Japan’s labor ministry has decided to ramp up measures to prevent human trafficking that involves foreign technical interns working in Japan.
As of June of last year, there were about 400,000 foreign workers in Japan who had come to the country in the Technical Intern Training Program.
The labor ministry says there were cases in which trainees were forced to work for long hours at lower wages and virtually barred from escaping.
Last month, the ministry sent a notice to local labor bureaus instructing them to step up measures against such practices.
The ministry suggested that labor standards inspection offices and an organization that refers trainees to businesses jointly monitor and investigate if suspected human trafficking cases are reported or trainees seek protection.
The ministry said serious cases should be investigated and then referred to prosecutors, and that cooperation with police should be strengthened if foreign workers are allegedly victimized by violence or confinement.
The US State Department noted in an annual report issued last year that Japanese authorities failed to identify a single trafficking case in the Technical Intern Training Program despite persistent reports of forced labor.

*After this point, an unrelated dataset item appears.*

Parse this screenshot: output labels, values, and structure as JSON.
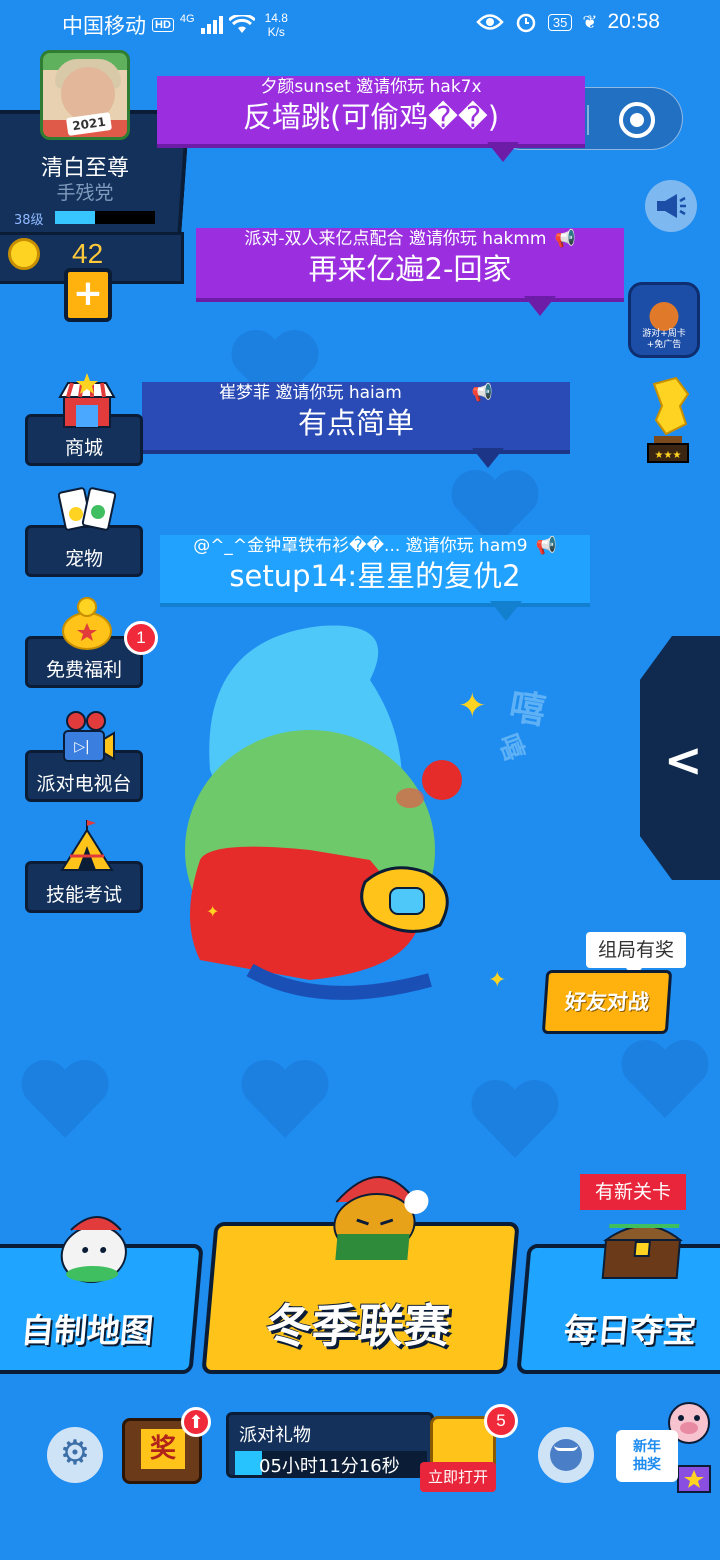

The labor ministry says it will take seriously the US findings that Japan’s effort to crack down on human trafficking is insufficient and it will work harder to eliminate abuses of the human rights of foreign trainees.